Before the month is out, a highly selective group of residents and property owners along the north side of the Eisenhower Expressway in Forest Park will be asked to cast binding votes as to whether they want 13- to 15-foot-tall “noise walls” constructed in their immediate neighborhood.

Not constructed next spring. Actually not constructed until the massive project to totally rebuild the Ike — adding lanes, shifting rail lines, deepening the ditch by 8 feet and raising and moving the exit ramps at Harlem to the sides of the highway — gets underway. When will that be? Truly, no one has a clue. Years, certainly. Within a decade, maybe.

So while we appreciate the power-to-the-people approach of the Illinois Department of Transportation in this single matter, we do wonder, what’s the rush? There will be people voting on this who will be dead or living in Kansas before the first lane is excavated.

In Forest Park where industrial uses, the park and cemeteries dominate the southern rim of the Ike, there will be no noise walls proposed or built. Along the highway’s north side, residents and property owners immediate to the expressway will be voting. Village Administrator Tim Gillian said he has heard few concerns or indications of strong interest expressed by Ike neighbors. And what he has heard has been largely positive. 

As in Oak Park, Forest Park leaders are taking a hands-off approach to this IDOT-mandated vote. 

Our position is that this vote is premature.

New lawyers. New day

In another essential step toward pulling the District 209 Proviso Township High Schools out of the political murk and backwards educational thinking represented by its legal representatives, the school board there made a major change last month.

Out is the politically-amped-up Del Galdo Law Group, with its history of generous political contributions to the candidates/board member who hired the firm. As we have said in the past, it may seem inconsequential which firm represents a district. But in reality, it is one of the most consequential choices a board makes, someplace just below choosing a new superintendent, which is also on this board’s short list.

The new board majority had pledged a change on this front from its start last spring. It then went through a thoughtful and fair bidding process in which it spelled out its expectations. Thirteen firms responded to the request for proposals. That was narrowed to five finalists, which were interviewed by the board in late October.

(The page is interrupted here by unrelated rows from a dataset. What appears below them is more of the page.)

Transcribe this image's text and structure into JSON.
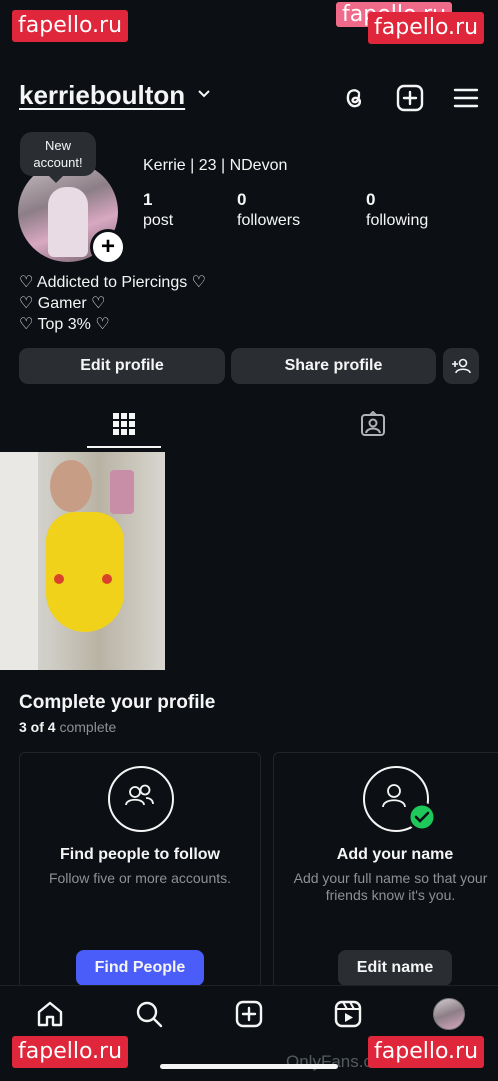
{
  "watermarks": [
    "fapello.ru",
    "fapello.ru",
    "fapello.ru",
    "fapello.ru"
  ],
  "watermark_partial": "fapello.ru",
  "status_bar": {
    "dots": "• • • •"
  },
  "header": {
    "username": "kerrieboulton",
    "icons": [
      "threads-icon",
      "create-icon",
      "menu-icon"
    ]
  },
  "profile": {
    "bubble_text": "New account!",
    "display_name": "Kerrie | 23 | NDevon",
    "stats": [
      {
        "value": "1",
        "label": "post"
      },
      {
        "value": "0",
        "label": "followers"
      },
      {
        "value": "0",
        "label": "following"
      }
    ],
    "bio": [
      "♡ Addicted to Piercings ♡",
      "♡ Gamer ♡",
      "♡ Top 3% ♡"
    ]
  },
  "actions": {
    "edit_profile": "Edit profile",
    "share_profile": "Share profile"
  },
  "tabs": [
    "grid-icon",
    "tagged-icon"
  ],
  "complete_profile": {
    "title": "Complete your profile",
    "progress_count": "3 of 4",
    "progress_word": "complete",
    "cards": [
      {
        "title": "Find people to follow",
        "desc": "Follow five or more accounts.",
        "button": "Find People",
        "button_color": "#4a5df9"
      },
      {
        "title": "Add your name",
        "desc": "Add your full name so that your friends know it's you.",
        "button": "Edit name",
        "button_color": "#2a2e33"
      }
    ]
  },
  "bottom_nav": [
    "home-icon",
    "search-icon",
    "create-icon",
    "reels-icon",
    "profile-avatar"
  ],
  "footer_text": "OnlyFans.com/kerrie"
}
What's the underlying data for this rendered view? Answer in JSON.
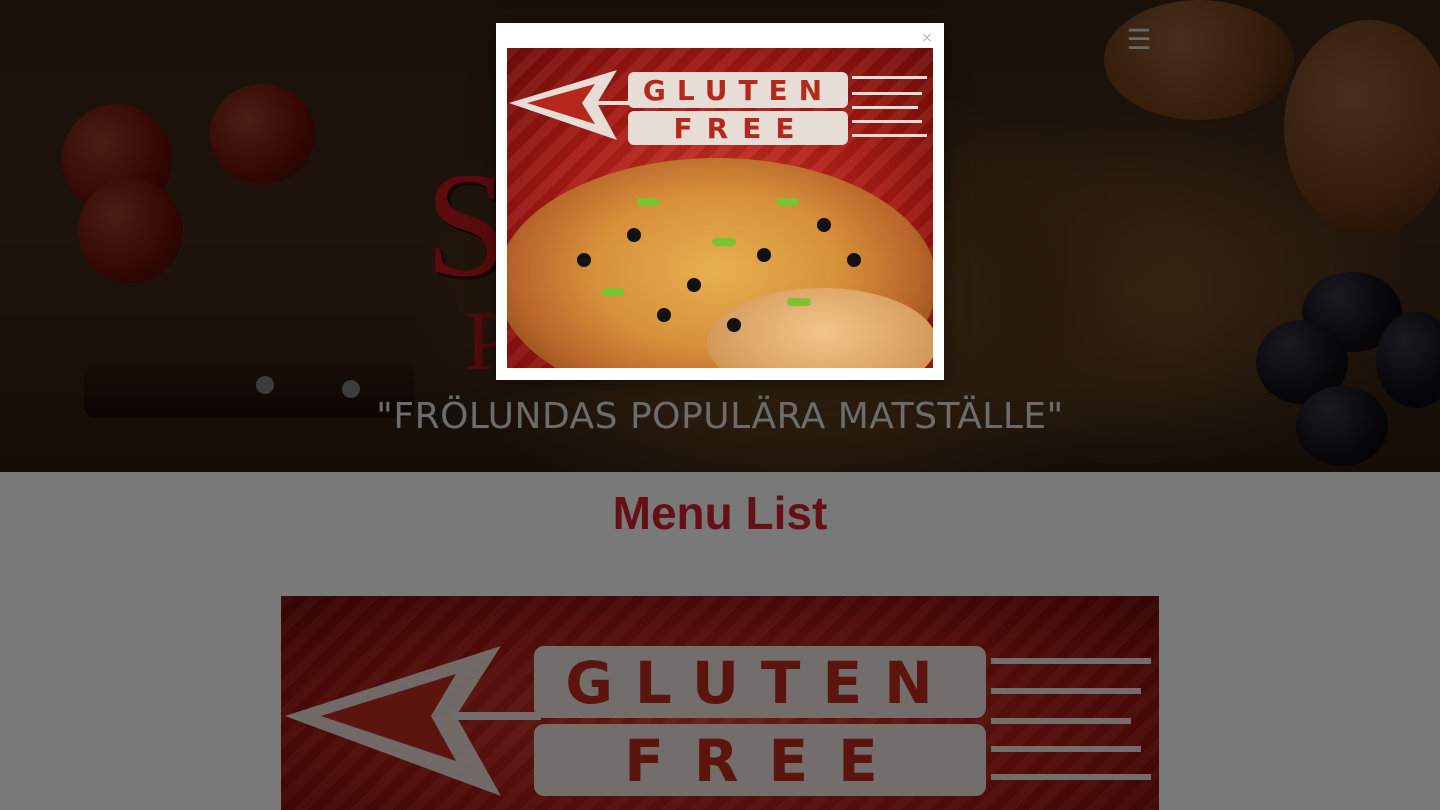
{
  "hero": {
    "brand_main": "S              E",
    "brand_sub": "P            B",
    "tagline": "\"FRÖLUNDAS POPULÄRA MATSTÄLLE\"",
    "menu_icon": "hamburger-menu-icon",
    "menu_glyph": "☰"
  },
  "content": {
    "title": "Menu List",
    "banner_text_top": "GLUTEN",
    "banner_text_bottom": "FREE"
  },
  "modal": {
    "close_glyph": "×",
    "image_text_top": "GLUTEN",
    "image_text_bottom": "FREE"
  },
  "colors": {
    "brand_red": "#b4161e",
    "title_red": "#c8202a",
    "overlay": "rgba(0,0,0,0.5)"
  }
}
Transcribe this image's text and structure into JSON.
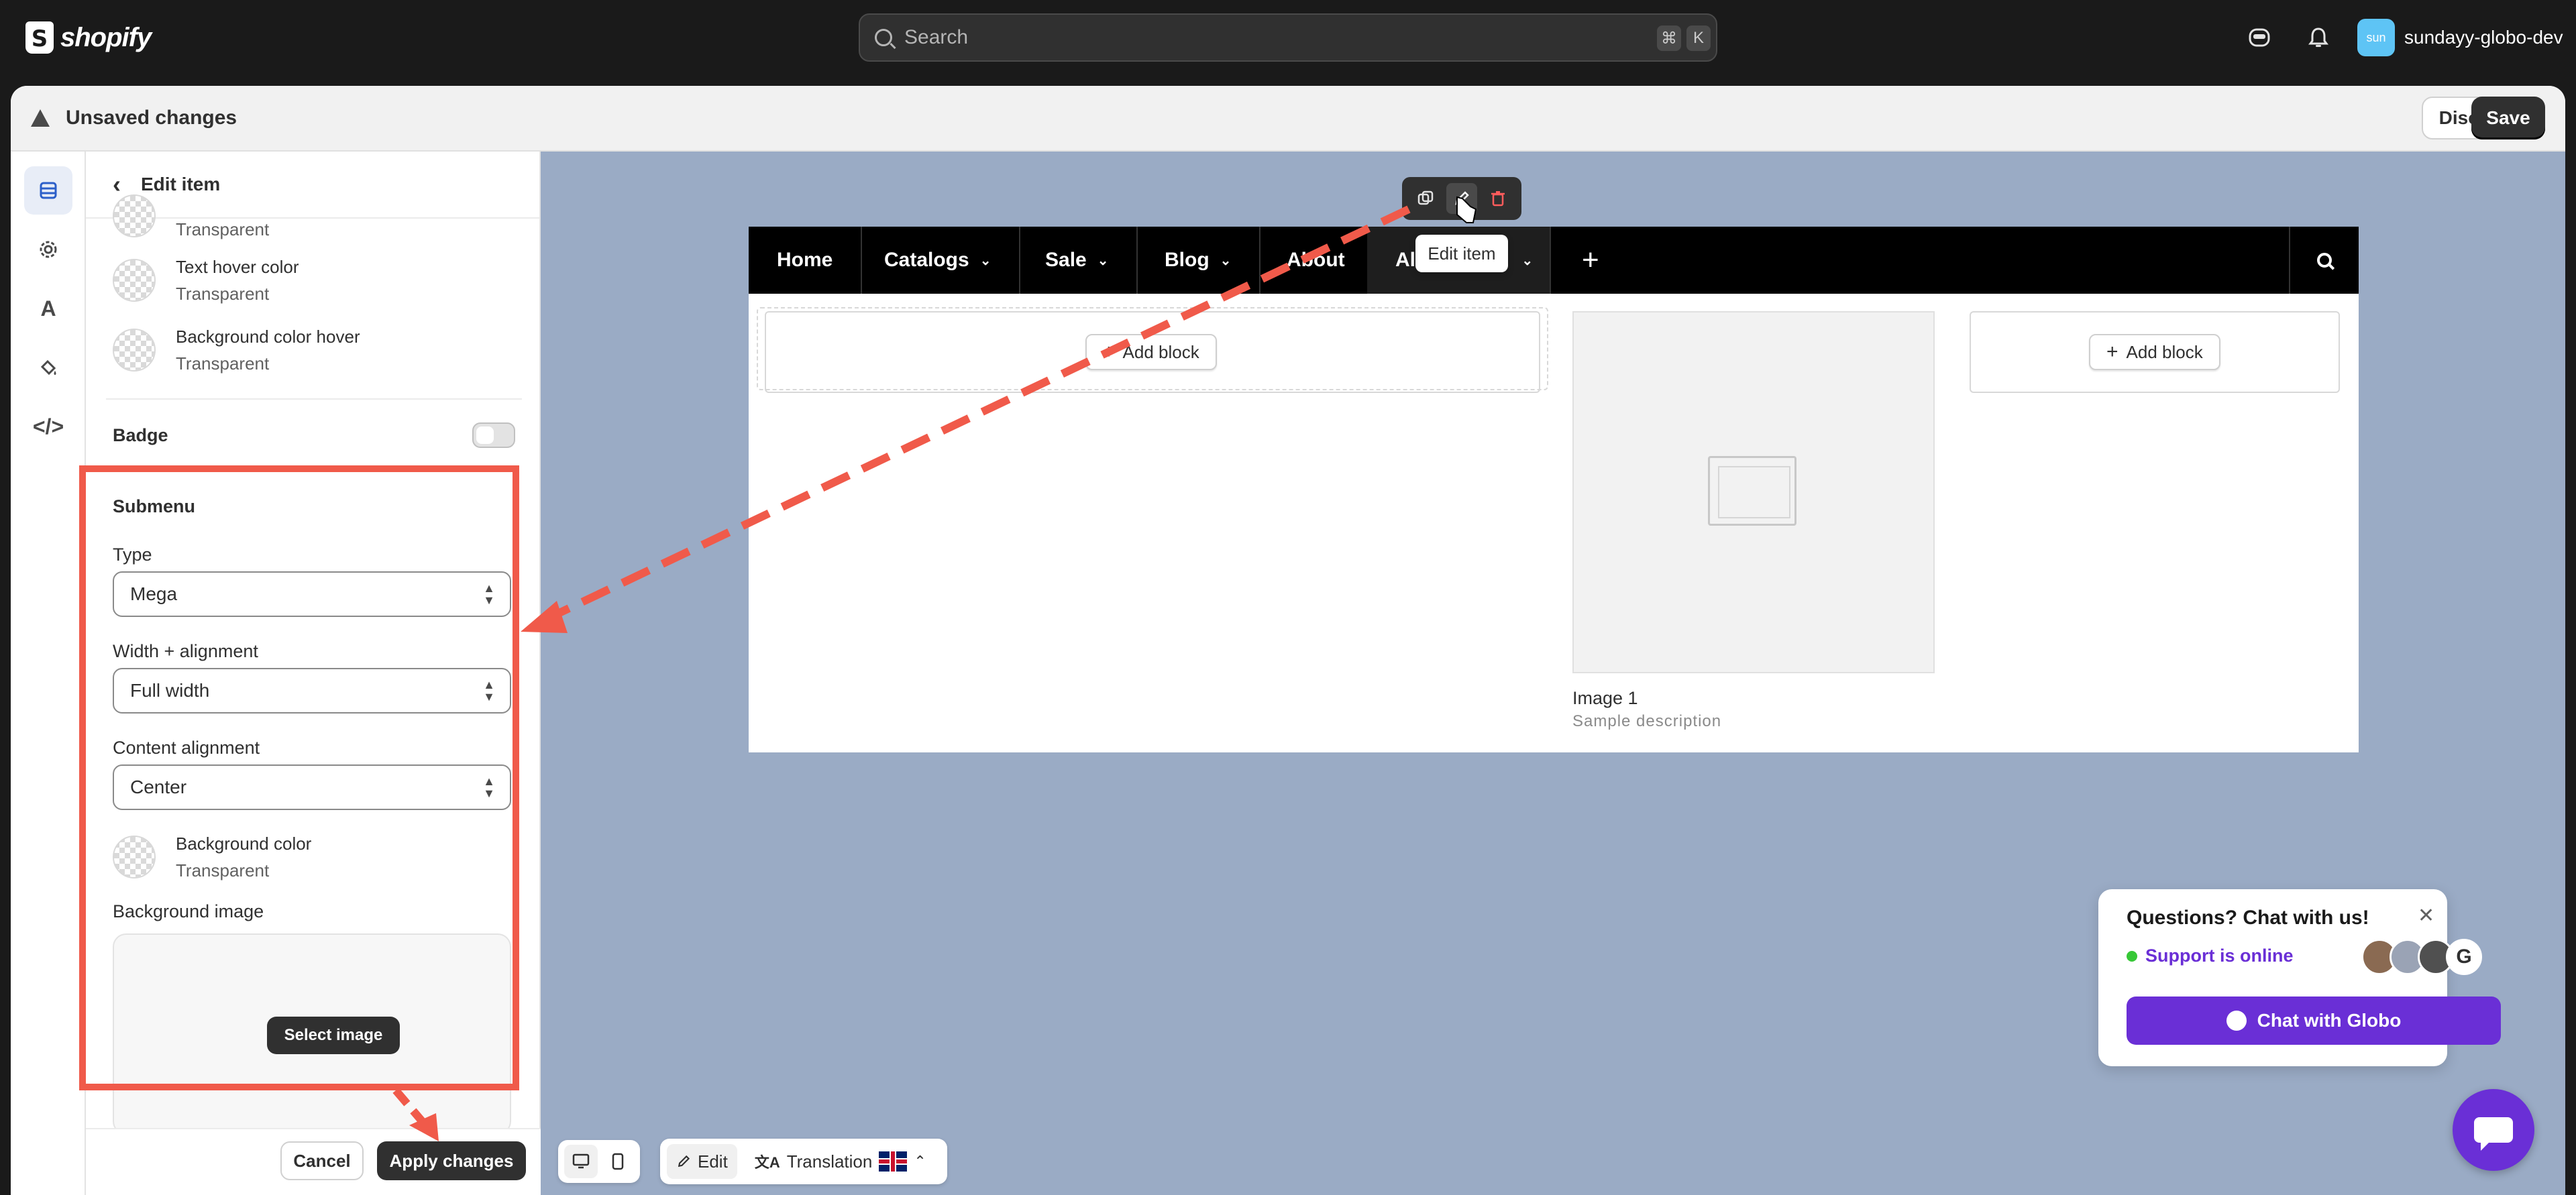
{
  "topbar": {
    "logo_text": "shopify",
    "search_placeholder": "Search",
    "shortcut_key1": "⌘",
    "shortcut_key2": "K",
    "store_avatar": "sun",
    "store_name": "sundayy-globo-dev"
  },
  "header": {
    "unsaved_label": "Unsaved changes",
    "discard_label": "Discard",
    "save_label": "Save"
  },
  "panel": {
    "title": "Edit item",
    "top_value": "Transparent",
    "text_hover_color": {
      "label": "Text hover color",
      "value": "Transparent"
    },
    "bg_color_hover": {
      "label": "Background color hover",
      "value": "Transparent"
    },
    "badge_label": "Badge",
    "submenu_heading": "Submenu",
    "type_label": "Type",
    "type_value": "Mega",
    "width_label": "Width + alignment",
    "width_value": "Full width",
    "content_align_label": "Content alignment",
    "content_align_value": "Center",
    "bg_color": {
      "label": "Background color",
      "value": "Transparent"
    },
    "bg_image_label": "Background image",
    "select_image_label": "Select image",
    "cancel_label": "Cancel",
    "apply_label": "Apply changes"
  },
  "preview": {
    "menu_items": [
      {
        "label": "Home",
        "has_dropdown": false
      },
      {
        "label": "Catalogs",
        "has_dropdown": true
      },
      {
        "label": "Sale",
        "has_dropdown": true
      },
      {
        "label": "Blog",
        "has_dropdown": true
      },
      {
        "label": "About",
        "has_dropdown": false
      },
      {
        "label": "All",
        "has_dropdown": true
      }
    ],
    "add_block_label": "Add block",
    "image_title": "Image 1",
    "image_desc": "Sample description",
    "tooltip": "Edit item"
  },
  "bottom_bar": {
    "edit_label": "Edit",
    "translation_label": "Translation"
  },
  "chat": {
    "question": "Questions? Chat with us!",
    "status": "Support is online",
    "button_label": "Chat with Globo"
  },
  "colors": {
    "accent_purple": "#6a2fd6",
    "annotation_red": "#f05a4a",
    "canvas_bg": "#9aabc5",
    "online_green": "#37c837"
  }
}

Specifically, the board said it wanted a firm with new thinking on the employee grievance process with more focus on mediation. It wanted lawyers ready to rethink student discipline consequences. And, in a district with a notable Hispanic population, it wanted a firm with some Spanish-speaking attorneys.

In choosing the firm Robbins Schwartz, the district believes it has met those requirements. We offer our congratulations on a job well done.